(App and web page records)

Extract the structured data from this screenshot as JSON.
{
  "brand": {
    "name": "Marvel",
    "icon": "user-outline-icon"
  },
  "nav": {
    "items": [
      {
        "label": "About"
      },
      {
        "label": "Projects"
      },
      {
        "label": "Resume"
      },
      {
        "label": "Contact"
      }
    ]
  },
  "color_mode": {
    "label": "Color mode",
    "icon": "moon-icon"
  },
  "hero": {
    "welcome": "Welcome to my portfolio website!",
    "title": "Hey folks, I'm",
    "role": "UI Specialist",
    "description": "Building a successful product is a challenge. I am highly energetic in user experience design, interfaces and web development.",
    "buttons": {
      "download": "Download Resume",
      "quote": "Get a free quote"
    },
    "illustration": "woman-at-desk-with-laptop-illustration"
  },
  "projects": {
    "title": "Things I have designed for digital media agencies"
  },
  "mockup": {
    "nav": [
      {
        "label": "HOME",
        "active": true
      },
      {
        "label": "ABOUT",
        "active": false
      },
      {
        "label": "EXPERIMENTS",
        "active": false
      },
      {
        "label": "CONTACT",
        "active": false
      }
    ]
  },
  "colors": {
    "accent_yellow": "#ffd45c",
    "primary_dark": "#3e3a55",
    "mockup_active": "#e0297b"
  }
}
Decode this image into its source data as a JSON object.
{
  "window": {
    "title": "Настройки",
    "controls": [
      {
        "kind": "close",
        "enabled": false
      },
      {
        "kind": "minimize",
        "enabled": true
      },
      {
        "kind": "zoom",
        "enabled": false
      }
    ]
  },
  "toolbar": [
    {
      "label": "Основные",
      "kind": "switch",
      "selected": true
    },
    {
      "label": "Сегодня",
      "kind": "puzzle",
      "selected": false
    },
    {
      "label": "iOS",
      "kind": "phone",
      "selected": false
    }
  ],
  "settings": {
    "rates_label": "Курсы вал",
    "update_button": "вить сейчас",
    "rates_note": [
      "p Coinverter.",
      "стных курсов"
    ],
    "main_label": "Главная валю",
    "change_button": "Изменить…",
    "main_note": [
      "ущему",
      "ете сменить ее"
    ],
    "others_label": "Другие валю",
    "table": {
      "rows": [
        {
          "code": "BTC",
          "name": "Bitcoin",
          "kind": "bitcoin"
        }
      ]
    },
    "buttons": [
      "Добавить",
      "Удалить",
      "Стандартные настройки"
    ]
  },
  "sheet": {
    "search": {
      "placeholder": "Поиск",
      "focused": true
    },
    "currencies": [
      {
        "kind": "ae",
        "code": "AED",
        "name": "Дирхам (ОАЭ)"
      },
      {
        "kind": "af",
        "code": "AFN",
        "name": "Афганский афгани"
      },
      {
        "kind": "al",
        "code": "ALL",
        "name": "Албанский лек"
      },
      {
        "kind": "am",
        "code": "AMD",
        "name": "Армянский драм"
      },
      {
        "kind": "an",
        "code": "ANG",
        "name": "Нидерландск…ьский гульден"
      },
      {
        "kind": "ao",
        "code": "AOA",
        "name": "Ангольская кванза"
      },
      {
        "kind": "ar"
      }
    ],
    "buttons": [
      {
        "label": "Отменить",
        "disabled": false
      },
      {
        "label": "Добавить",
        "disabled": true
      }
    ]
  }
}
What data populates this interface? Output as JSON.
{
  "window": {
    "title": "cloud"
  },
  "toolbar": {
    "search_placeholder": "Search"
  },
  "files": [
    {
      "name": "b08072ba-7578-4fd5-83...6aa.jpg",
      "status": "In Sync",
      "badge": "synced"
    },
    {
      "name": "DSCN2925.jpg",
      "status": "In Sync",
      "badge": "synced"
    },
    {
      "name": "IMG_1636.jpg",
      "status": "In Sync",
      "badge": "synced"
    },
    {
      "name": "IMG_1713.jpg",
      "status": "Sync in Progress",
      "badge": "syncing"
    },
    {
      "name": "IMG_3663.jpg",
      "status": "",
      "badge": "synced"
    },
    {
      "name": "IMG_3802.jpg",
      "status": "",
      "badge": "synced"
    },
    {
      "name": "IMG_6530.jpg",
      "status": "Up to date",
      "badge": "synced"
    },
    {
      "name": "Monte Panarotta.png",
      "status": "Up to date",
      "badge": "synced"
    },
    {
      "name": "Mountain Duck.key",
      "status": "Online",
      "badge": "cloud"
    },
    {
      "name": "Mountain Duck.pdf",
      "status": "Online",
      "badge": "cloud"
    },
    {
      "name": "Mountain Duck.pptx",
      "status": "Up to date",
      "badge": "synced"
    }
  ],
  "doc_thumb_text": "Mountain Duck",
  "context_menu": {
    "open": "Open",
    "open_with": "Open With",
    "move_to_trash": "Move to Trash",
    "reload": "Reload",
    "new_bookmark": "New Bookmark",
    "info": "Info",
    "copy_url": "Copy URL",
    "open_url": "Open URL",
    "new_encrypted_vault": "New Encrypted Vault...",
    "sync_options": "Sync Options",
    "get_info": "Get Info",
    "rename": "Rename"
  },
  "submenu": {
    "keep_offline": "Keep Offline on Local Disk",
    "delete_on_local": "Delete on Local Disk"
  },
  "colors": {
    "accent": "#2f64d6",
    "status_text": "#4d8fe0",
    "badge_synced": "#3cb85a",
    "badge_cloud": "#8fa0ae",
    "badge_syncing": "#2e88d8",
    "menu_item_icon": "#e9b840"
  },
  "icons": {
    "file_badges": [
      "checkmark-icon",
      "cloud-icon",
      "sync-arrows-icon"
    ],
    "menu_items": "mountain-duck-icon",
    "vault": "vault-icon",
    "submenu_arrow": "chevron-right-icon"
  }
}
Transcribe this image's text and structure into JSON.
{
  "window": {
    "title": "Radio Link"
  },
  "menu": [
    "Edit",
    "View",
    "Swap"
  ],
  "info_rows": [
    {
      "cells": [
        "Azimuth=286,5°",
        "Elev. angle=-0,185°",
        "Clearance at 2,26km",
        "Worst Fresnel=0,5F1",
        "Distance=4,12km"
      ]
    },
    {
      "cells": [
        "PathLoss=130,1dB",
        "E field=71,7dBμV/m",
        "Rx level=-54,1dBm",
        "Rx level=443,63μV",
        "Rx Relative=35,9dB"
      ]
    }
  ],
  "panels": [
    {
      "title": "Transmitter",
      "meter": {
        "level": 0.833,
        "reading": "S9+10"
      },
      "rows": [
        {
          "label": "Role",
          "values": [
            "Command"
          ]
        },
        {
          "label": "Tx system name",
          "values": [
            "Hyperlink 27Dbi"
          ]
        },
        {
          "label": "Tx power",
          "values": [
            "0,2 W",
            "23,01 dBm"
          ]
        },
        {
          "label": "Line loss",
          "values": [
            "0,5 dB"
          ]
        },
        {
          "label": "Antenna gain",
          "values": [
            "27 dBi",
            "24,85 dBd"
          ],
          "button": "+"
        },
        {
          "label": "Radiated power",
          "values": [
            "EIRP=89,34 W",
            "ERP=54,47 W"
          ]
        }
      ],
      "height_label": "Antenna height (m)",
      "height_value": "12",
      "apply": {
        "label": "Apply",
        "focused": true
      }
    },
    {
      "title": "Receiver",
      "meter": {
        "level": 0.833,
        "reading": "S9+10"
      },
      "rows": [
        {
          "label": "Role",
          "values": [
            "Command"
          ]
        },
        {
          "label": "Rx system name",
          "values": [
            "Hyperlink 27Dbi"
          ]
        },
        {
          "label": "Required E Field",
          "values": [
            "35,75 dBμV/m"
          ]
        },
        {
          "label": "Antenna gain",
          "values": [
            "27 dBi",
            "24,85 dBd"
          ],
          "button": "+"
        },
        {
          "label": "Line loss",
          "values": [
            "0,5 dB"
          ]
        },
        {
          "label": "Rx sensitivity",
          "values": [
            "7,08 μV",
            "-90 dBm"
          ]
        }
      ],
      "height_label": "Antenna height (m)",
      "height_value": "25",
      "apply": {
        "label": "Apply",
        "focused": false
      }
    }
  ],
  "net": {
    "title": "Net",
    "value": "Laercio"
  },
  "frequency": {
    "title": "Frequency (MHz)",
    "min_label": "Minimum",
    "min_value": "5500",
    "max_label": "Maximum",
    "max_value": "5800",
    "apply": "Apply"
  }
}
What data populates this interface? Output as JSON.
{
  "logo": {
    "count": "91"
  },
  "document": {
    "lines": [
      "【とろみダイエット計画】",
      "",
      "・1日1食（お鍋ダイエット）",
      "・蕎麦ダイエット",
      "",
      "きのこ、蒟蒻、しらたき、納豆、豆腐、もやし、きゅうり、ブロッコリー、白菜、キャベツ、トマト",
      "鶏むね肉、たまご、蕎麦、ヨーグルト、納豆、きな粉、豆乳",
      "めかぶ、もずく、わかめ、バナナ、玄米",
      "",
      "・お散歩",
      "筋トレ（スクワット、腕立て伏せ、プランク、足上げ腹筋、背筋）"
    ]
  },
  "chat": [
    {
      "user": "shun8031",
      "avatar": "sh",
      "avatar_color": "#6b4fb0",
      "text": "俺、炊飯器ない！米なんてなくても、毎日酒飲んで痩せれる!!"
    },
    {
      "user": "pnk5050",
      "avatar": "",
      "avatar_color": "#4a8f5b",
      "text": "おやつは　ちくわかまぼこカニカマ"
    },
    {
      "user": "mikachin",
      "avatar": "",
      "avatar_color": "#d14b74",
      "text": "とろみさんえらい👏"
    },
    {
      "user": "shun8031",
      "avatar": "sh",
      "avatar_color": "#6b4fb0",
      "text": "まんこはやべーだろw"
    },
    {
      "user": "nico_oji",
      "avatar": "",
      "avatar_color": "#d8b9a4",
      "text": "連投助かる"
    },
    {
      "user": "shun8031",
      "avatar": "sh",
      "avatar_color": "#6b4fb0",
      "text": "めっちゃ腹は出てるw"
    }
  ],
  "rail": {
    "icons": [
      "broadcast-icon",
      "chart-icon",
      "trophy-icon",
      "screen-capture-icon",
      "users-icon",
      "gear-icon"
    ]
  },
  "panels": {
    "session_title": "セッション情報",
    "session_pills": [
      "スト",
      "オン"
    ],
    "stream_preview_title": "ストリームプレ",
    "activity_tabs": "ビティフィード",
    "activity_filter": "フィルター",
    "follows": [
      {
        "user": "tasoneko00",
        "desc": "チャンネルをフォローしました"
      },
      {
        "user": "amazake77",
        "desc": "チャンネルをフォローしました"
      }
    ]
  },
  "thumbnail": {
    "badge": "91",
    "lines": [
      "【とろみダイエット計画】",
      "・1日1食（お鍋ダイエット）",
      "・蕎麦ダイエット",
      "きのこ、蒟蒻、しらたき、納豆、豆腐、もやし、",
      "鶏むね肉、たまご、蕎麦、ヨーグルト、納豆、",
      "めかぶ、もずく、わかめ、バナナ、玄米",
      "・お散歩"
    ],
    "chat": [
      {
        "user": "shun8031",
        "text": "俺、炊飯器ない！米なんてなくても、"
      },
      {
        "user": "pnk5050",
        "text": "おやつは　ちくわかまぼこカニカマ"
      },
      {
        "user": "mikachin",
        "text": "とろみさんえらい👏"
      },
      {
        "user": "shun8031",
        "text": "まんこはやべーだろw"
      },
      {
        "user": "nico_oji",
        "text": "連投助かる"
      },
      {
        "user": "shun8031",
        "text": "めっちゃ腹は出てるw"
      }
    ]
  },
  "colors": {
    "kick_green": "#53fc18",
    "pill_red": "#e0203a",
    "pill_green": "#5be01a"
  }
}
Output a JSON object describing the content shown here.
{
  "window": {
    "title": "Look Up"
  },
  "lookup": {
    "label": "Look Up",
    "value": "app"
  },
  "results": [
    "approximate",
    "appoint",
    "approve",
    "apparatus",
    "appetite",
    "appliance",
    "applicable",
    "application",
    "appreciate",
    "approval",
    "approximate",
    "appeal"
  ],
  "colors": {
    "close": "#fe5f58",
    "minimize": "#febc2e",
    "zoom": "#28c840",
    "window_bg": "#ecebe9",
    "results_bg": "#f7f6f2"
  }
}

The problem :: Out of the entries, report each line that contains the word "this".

Response to the exercise ::
Extract the structured data from this screenshot as JSON.
Decode this image into its source data as a JSON object.
What data populates this interface? Output as JSON.
Transcribe this image's text and structure into JSON.
What data populates this interface? Output as JSON.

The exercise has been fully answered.